Assignment -> Show each line of the entries below in which the word "data" appears.

START Records for this task

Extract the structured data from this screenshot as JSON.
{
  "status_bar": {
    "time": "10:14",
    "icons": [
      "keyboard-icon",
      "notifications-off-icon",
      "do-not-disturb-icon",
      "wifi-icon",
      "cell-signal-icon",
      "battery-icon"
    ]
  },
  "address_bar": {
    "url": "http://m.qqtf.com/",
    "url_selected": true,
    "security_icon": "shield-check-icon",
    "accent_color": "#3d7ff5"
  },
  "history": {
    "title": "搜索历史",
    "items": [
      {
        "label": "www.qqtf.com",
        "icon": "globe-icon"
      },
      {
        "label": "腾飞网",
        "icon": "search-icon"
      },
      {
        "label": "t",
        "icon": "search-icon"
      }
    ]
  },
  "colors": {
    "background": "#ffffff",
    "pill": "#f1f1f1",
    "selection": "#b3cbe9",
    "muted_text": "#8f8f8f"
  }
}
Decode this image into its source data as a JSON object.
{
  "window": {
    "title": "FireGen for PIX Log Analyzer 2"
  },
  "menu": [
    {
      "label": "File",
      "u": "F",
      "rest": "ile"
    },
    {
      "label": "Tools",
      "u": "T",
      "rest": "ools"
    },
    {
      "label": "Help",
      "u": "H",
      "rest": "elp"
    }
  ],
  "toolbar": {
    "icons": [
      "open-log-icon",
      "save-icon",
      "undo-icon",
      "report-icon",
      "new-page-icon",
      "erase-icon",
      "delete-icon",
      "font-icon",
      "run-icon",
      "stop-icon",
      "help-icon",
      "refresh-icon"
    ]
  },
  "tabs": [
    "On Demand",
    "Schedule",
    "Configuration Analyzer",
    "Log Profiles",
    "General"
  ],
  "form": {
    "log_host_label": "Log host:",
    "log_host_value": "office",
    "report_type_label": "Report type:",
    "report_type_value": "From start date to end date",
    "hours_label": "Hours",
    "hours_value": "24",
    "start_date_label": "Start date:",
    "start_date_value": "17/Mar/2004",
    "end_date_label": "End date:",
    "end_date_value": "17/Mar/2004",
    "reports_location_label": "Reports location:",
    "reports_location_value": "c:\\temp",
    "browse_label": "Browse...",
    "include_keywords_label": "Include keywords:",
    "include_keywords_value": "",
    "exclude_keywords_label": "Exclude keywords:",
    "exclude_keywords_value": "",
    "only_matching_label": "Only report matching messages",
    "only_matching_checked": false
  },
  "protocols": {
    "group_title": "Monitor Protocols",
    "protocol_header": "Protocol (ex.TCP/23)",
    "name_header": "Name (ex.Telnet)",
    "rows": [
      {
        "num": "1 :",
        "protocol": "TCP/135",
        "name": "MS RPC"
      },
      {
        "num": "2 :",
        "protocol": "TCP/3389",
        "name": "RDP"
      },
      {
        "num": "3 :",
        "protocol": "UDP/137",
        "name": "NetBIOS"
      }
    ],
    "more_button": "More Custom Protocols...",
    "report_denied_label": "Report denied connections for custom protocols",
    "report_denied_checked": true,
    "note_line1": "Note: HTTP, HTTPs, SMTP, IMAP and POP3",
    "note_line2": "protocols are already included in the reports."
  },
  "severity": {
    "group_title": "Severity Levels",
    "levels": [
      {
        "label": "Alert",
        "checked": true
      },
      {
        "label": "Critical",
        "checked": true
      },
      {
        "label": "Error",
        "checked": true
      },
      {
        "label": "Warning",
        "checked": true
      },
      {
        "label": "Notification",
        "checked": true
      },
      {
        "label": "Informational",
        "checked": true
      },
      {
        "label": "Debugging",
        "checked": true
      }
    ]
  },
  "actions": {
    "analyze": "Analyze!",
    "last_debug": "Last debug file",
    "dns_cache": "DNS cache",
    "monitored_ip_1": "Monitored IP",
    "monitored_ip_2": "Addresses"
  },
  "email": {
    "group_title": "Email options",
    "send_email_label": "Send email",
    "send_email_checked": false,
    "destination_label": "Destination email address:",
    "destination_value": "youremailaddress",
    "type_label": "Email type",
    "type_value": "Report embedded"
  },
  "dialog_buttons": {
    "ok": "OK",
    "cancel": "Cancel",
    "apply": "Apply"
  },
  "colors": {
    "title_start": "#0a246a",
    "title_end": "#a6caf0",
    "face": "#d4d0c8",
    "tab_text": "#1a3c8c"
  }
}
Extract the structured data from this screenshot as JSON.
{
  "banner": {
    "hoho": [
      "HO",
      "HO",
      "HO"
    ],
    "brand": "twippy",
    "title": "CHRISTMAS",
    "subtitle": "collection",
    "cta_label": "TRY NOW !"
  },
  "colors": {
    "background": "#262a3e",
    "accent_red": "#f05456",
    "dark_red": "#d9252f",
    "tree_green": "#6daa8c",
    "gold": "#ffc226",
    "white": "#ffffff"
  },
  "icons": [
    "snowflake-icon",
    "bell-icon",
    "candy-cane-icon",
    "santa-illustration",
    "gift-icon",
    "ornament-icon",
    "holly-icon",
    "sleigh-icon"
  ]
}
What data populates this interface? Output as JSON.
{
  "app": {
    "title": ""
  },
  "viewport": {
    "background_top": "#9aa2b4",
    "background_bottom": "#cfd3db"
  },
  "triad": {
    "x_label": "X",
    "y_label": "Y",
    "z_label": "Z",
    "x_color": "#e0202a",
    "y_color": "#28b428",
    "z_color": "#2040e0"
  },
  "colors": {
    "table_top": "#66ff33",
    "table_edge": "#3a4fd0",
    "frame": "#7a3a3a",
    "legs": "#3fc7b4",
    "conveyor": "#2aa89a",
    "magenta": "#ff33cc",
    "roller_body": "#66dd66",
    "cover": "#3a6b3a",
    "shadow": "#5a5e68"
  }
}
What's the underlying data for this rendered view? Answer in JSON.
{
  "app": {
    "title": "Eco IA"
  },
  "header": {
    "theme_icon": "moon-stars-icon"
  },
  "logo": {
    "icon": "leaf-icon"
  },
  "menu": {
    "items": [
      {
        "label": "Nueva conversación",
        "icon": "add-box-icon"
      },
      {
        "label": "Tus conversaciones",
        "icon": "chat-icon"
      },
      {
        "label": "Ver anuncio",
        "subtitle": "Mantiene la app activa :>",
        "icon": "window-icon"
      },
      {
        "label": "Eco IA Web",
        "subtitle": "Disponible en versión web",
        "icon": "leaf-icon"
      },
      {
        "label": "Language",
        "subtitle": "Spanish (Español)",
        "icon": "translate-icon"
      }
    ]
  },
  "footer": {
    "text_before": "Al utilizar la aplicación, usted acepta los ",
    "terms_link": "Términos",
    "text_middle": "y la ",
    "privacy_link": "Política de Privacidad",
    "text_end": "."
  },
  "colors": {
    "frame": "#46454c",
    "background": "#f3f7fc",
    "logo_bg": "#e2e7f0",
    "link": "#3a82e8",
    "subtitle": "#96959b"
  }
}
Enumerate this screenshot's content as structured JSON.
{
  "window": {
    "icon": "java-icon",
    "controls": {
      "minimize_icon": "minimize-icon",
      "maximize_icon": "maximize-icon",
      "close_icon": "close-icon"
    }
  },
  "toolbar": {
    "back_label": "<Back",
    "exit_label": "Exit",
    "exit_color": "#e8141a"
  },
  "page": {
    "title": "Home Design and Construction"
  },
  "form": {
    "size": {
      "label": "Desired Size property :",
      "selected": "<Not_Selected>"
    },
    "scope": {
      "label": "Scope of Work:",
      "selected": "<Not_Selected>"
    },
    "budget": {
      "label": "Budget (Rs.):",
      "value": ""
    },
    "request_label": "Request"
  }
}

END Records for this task

Solution for this task ->
Extract the structured data from this screenshot as JSON.
Decode this image into its source data as a JSON object.
Extract the structured data from this screenshot as JSON.
What data populates this interface? Output as JSON.
What's the underlying data for this rendered view? Answer in JSON.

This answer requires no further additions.